### Raw data
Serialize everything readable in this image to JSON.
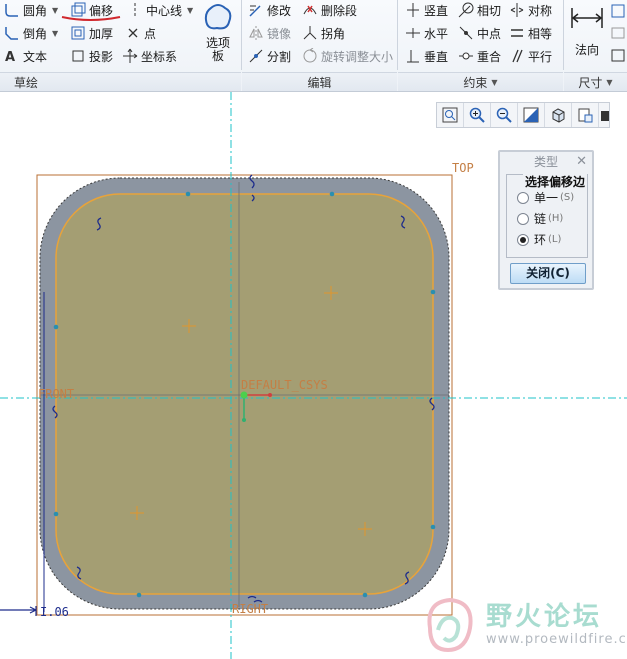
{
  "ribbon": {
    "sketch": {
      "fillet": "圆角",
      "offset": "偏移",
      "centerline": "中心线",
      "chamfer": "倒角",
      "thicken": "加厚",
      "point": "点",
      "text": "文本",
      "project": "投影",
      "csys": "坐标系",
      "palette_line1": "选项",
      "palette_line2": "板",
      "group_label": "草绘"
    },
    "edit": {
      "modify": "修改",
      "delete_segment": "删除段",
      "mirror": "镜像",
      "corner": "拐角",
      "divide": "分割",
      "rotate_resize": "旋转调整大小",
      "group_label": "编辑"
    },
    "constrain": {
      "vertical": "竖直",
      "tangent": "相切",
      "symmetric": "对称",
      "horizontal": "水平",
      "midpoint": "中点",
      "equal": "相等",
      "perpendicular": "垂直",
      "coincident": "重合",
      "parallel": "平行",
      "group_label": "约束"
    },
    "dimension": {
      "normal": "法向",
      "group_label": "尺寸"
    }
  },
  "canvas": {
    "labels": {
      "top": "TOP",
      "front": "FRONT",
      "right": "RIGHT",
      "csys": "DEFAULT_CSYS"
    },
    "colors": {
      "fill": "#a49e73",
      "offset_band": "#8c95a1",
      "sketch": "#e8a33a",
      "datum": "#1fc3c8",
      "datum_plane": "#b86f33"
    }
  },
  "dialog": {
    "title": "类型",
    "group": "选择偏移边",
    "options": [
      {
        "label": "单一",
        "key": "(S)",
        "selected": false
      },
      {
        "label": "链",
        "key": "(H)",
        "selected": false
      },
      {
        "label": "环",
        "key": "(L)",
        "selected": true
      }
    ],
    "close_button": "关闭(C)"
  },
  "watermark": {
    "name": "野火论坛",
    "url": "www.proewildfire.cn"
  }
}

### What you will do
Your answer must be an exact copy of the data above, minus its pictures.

### Answer section
Serialize everything readable in this image to JSON.
{
  "ribbon": {
    "sketch": {
      "fillet": "圆角",
      "offset": "偏移",
      "centerline": "中心线",
      "chamfer": "倒角",
      "thicken": "加厚",
      "point": "点",
      "text": "文本",
      "project": "投影",
      "csys": "坐标系",
      "palette_line1": "选项",
      "palette_line2": "板",
      "group_label": "草绘"
    },
    "edit": {
      "modify": "修改",
      "delete_segment": "删除段",
      "mirror": "镜像",
      "corner": "拐角",
      "divide": "分割",
      "rotate_resize": "旋转调整大小",
      "group_label": "编辑"
    },
    "constrain": {
      "vertical": "竖直",
      "tangent": "相切",
      "symmetric": "对称",
      "horizontal": "水平",
      "midpoint": "中点",
      "equal": "相等",
      "perpendicular": "垂直",
      "coincident": "重合",
      "parallel": "平行",
      "group_label": "约束"
    },
    "dimension": {
      "normal": "法向",
      "group_label": "尺寸"
    }
  },
  "canvas": {
    "labels": {
      "top": "TOP",
      "front": "FRONT",
      "right": "RIGHT",
      "csys": "DEFAULT_CSYS"
    },
    "colors": {
      "fill": "#a49e73",
      "offset_band": "#8c95a1",
      "sketch": "#e8a33a",
      "datum": "#1fc3c8",
      "datum_plane": "#b86f33"
    }
  },
  "dialog": {
    "title": "类型",
    "group": "选择偏移边",
    "options": [
      {
        "label": "单一",
        "key": "(S)",
        "selected": false
      },
      {
        "label": "链",
        "key": "(H)",
        "selected": false
      },
      {
        "label": "环",
        "key": "(L)",
        "selected": true
      }
    ],
    "close_button": "关闭(C)"
  },
  "watermark": {
    "name": "野火论坛",
    "url": "www.proewildfire.cn"
  }
}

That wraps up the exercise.